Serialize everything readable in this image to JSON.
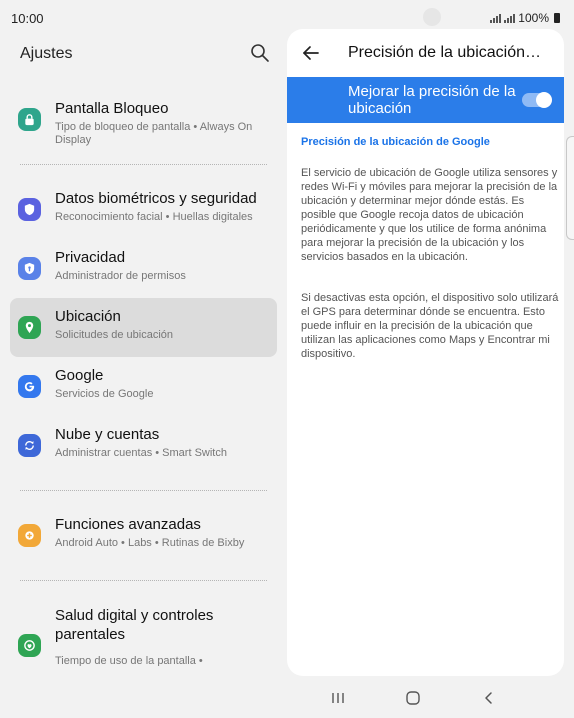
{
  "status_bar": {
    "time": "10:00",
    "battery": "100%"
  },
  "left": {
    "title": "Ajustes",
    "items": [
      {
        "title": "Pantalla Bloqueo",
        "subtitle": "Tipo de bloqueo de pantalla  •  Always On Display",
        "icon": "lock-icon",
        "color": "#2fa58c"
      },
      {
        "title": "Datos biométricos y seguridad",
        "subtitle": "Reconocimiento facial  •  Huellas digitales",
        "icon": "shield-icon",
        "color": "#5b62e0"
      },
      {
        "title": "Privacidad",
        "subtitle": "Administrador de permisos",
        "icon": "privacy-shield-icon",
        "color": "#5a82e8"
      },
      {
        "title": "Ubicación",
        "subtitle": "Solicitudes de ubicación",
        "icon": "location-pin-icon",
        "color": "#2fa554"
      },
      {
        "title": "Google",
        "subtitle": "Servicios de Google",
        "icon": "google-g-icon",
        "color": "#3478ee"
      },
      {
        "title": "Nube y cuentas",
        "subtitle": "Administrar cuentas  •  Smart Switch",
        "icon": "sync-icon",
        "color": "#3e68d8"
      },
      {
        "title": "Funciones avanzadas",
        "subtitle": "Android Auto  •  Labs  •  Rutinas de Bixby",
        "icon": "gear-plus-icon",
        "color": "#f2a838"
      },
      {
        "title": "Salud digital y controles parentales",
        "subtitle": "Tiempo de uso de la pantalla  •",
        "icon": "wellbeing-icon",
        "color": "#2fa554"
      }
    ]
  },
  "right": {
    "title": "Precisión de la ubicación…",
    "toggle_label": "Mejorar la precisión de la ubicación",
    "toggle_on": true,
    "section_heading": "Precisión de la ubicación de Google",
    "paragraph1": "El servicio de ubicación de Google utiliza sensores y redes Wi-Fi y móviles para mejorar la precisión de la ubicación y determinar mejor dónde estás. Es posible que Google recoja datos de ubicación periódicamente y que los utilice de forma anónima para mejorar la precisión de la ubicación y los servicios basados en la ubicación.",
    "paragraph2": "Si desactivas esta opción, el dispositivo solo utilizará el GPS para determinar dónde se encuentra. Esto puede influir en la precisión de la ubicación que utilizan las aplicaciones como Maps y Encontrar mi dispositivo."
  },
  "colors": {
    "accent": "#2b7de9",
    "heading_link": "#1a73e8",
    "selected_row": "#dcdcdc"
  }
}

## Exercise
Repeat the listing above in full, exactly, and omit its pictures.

## Answer section
Serialize everything readable in this image to JSON.
{
  "status_bar": {
    "time": "10:00",
    "battery": "100%"
  },
  "left": {
    "title": "Ajustes",
    "items": [
      {
        "title": "Pantalla Bloqueo",
        "subtitle": "Tipo de bloqueo de pantalla  •  Always On Display",
        "icon": "lock-icon",
        "color": "#2fa58c"
      },
      {
        "title": "Datos biométricos y seguridad",
        "subtitle": "Reconocimiento facial  •  Huellas digitales",
        "icon": "shield-icon",
        "color": "#5b62e0"
      },
      {
        "title": "Privacidad",
        "subtitle": "Administrador de permisos",
        "icon": "privacy-shield-icon",
        "color": "#5a82e8"
      },
      {
        "title": "Ubicación",
        "subtitle": "Solicitudes de ubicación",
        "icon": "location-pin-icon",
        "color": "#2fa554"
      },
      {
        "title": "Google",
        "subtitle": "Servicios de Google",
        "icon": "google-g-icon",
        "color": "#3478ee"
      },
      {
        "title": "Nube y cuentas",
        "subtitle": "Administrar cuentas  •  Smart Switch",
        "icon": "sync-icon",
        "color": "#3e68d8"
      },
      {
        "title": "Funciones avanzadas",
        "subtitle": "Android Auto  •  Labs  •  Rutinas de Bixby",
        "icon": "gear-plus-icon",
        "color": "#f2a838"
      },
      {
        "title": "Salud digital y controles parentales",
        "subtitle": "Tiempo de uso de la pantalla  •",
        "icon": "wellbeing-icon",
        "color": "#2fa554"
      }
    ]
  },
  "right": {
    "title": "Precisión de la ubicación…",
    "toggle_label": "Mejorar la precisión de la ubicación",
    "toggle_on": true,
    "section_heading": "Precisión de la ubicación de Google",
    "paragraph1": "El servicio de ubicación de Google utiliza sensores y redes Wi-Fi y móviles para mejorar la precisión de la ubicación y determinar mejor dónde estás. Es posible que Google recoja datos de ubicación periódicamente y que los utilice de forma anónima para mejorar la precisión de la ubicación y los servicios basados en la ubicación.",
    "paragraph2": "Si desactivas esta opción, el dispositivo solo utilizará el GPS para determinar dónde se encuentra. Esto puede influir en la precisión de la ubicación que utilizan las aplicaciones como Maps y Encontrar mi dispositivo."
  },
  "colors": {
    "accent": "#2b7de9",
    "heading_link": "#1a73e8",
    "selected_row": "#dcdcdc"
  }
}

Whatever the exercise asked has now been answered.